Significant evidence shows that the occurrence of constipation in people with a learning disability and autistic people is higher than in the general population. Consequently, we were asked by NHSE South West to carry out a review to understand constipation and its management in people with a learning disability and autistic people.
Our review had four parts:
- Literature review and critical appraisal of relevant evidence and research
- Data analysis to examine admission rates and trends
- User engagement with families that accessed constipation services for children and young people with a learning disability or autism (surveys were coproduced with parent-carer forums and 15 semi-structured interviews were carried out)
- Case studies to further explore areas of interest and enable shared learning
- Thematic review and options appraisal to review variation and common themes to draw meaningful conclusions and recommendations
A multidisciplinary team with expertise in areas including medicines optimisation, clinical effectiveness, quantitative and qualitative evaluation, clinical coding, and digital analytics and intelligence was involved in the review. We worked closely with a clinical reference group, which included representation from ERIC, The Children’s Bowel & Bladder Charity, and clinical experts identified by NHSE South West.

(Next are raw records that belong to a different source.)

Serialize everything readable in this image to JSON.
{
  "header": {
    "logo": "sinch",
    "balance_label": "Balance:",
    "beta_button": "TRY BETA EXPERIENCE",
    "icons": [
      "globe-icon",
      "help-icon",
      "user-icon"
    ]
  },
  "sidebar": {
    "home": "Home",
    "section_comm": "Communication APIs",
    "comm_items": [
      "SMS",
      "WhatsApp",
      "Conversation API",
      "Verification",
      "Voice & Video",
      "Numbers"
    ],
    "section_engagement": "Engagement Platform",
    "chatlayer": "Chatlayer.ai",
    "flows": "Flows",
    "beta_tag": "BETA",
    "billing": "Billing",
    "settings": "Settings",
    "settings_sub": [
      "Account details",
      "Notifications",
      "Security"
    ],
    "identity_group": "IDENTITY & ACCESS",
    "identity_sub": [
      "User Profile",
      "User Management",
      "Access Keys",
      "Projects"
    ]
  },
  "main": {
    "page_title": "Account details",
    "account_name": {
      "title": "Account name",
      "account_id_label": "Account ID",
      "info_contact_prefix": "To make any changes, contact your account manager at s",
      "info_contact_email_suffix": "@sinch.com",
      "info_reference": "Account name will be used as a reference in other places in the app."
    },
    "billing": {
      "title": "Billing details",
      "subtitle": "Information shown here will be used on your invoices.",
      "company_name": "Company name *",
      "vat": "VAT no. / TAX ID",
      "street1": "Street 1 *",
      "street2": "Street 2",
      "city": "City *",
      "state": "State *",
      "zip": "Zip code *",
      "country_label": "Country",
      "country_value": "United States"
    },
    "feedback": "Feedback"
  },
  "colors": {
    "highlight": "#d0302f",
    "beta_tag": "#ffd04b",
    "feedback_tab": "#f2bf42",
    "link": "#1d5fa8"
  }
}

The rapid approach (6-months) we used, compared to a full national audit, allowed recommendations to be developed in a shorter timeframe. This meant quicker action aimed at reducing constipation in people with a learning disability and autistic people.
Key recommendations from our review:

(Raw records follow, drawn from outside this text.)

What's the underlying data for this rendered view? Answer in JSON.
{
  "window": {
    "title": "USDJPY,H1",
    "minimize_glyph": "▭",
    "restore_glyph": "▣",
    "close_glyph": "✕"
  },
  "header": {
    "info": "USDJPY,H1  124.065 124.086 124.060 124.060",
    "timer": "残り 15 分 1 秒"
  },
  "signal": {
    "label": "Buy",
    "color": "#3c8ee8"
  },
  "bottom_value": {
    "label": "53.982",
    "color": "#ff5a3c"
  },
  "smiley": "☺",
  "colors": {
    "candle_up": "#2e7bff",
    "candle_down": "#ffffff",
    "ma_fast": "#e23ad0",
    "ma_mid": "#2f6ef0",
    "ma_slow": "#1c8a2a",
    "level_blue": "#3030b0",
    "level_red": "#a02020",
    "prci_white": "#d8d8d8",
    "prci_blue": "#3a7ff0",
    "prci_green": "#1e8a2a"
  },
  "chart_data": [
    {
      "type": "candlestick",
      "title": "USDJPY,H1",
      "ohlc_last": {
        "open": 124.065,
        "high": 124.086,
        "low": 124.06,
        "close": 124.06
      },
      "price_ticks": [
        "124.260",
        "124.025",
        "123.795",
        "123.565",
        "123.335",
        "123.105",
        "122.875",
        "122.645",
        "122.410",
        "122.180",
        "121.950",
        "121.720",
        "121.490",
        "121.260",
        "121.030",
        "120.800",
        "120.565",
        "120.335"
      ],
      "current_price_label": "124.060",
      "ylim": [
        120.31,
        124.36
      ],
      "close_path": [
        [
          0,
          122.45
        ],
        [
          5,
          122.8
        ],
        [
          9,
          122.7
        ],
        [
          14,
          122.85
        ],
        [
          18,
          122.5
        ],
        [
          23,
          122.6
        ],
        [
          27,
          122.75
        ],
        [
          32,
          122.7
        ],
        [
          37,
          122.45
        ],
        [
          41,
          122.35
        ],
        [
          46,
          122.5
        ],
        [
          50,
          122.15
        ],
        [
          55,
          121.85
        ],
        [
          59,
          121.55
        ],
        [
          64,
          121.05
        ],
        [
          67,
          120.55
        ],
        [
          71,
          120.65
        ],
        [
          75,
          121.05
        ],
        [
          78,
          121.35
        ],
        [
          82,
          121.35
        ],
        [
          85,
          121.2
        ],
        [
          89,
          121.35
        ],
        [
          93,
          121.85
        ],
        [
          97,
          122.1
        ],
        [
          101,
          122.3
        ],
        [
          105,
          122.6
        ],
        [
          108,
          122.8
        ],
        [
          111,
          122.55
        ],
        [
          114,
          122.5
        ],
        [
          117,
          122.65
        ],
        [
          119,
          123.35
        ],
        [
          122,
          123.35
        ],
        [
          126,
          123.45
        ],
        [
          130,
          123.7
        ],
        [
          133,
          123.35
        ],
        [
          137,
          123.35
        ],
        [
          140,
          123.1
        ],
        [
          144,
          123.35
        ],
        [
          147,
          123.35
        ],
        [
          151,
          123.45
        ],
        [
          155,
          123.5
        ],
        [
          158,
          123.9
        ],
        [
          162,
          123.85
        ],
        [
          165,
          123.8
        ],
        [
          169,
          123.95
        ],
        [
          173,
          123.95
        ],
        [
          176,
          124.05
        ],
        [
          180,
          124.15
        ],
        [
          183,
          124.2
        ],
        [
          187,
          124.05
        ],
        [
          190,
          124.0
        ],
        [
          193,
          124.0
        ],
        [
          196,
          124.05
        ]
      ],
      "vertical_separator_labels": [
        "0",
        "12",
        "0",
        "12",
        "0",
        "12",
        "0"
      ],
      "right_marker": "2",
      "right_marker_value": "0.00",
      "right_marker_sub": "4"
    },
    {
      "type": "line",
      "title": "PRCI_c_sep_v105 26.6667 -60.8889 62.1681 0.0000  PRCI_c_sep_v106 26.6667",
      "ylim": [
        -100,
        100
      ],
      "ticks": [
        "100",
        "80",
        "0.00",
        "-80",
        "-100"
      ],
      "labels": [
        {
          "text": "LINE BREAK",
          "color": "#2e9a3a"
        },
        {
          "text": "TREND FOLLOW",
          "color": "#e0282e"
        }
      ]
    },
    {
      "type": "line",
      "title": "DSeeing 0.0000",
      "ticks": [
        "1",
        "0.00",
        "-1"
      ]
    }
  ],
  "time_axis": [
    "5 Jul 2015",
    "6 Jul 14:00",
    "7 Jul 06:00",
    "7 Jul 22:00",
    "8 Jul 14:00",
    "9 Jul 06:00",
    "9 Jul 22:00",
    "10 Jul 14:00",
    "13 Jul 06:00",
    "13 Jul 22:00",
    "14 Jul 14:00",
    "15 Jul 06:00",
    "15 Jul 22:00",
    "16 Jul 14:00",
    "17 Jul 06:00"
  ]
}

- Further work should be carried out to understand the views and training needs of primary care practitioners including GPs
- Suitable materials to be developed for adolescents and children and young people with autistic spectrum conditions

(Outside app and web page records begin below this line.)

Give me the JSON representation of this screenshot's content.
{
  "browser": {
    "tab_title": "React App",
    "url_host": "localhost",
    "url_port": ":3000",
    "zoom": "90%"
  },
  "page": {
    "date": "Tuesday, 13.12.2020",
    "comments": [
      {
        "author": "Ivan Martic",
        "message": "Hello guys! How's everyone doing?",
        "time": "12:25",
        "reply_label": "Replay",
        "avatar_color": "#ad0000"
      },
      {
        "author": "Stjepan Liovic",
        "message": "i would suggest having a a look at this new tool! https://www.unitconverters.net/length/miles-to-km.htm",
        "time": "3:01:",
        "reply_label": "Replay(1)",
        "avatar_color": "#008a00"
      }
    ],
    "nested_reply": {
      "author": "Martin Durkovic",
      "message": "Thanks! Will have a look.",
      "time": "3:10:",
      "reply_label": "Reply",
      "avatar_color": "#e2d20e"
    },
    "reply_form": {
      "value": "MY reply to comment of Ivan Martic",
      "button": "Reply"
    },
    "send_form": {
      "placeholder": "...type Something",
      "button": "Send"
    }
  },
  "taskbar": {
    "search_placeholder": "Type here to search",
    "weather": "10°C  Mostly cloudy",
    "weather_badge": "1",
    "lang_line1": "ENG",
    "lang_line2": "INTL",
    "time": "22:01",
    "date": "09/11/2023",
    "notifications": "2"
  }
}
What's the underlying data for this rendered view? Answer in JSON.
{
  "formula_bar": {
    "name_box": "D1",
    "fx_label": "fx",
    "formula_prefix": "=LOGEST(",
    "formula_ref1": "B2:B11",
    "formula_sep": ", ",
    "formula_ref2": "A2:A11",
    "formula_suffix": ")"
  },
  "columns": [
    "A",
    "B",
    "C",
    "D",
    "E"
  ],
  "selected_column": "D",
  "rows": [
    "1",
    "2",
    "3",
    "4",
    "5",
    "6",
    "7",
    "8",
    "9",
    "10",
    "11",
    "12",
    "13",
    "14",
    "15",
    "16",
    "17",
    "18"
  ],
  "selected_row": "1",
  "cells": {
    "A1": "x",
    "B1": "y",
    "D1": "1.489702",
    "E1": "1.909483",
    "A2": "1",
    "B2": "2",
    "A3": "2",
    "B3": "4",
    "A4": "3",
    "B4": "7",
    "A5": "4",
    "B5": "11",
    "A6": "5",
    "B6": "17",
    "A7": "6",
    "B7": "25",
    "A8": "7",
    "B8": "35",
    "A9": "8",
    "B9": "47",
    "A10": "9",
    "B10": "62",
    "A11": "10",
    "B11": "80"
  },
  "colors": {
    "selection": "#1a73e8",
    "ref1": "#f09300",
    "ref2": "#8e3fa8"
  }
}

- Data quality requires review and improvement
- Research to understand the role of virtual appointments in bowel and bladder health
- Structured Medication Reviews (SMRs) to be conducted for patients prescribed regular, or long-term, laxatives
- Further education and support materials for older children and adolescents with toileting issues
- Guidelines and support for clinicians to enable reasonable adjustment modifications to general population guidelines for the management of constipation
Our review puts patients first and is a step towards making health and care services better for people with a learning disability and autistic people.
- Academic publication of literature review and qualitative findings, in collaboration with the University of Plymouth
- Working group formed to take recommendations forward to implement improvements
I cannot say enough how influential this has been in my learning and development. I can say with certainty that those who consume the review will benefit greatly - Graham Carr, Head of Learning Disability & Autism Programme, NHS England & Improvement South West
SCW and NHSEI worked well together throughout, a good partnership where the customer felt confident in the approach taken. Honest and open communication. Good relationships were built - Kevin Elliott, Head of Learning Disability Nursing, NHS England and NHS Improvement
People with intellectual disability are susceptible to multimorbidity and polypharmacy. They are also less likely to have an active healthy lifestyle in the form of nourishment, adequate drinking, and exercise. The biological and social vulnerabilities independently or compounded with the iatrogenic influences lead to chronic issues of bowel problems, particularly constipation. This in turn predisposes to mental and physical disturbances contributing significantly to poor health outcomes, overprescribing of laxatives and premature mortality. The malignant impact of this matter needs to be brought out of the shadows and the work carried out by SCW is a step towards this. An active plan to discuss and reduce constipation in people with intellectual disability is essential in the quest for improved lives and reduced mortality - Professor Rohit Shankar MBE, FRCPsych Professor in Neuropsychiatry, Peninsula School of Medicine, University of Plymouth
Review of constipation in people with a learning disability and autistic people - NHS SCW Support and Transformation for Health and Care (scwcsu.nhs.uk)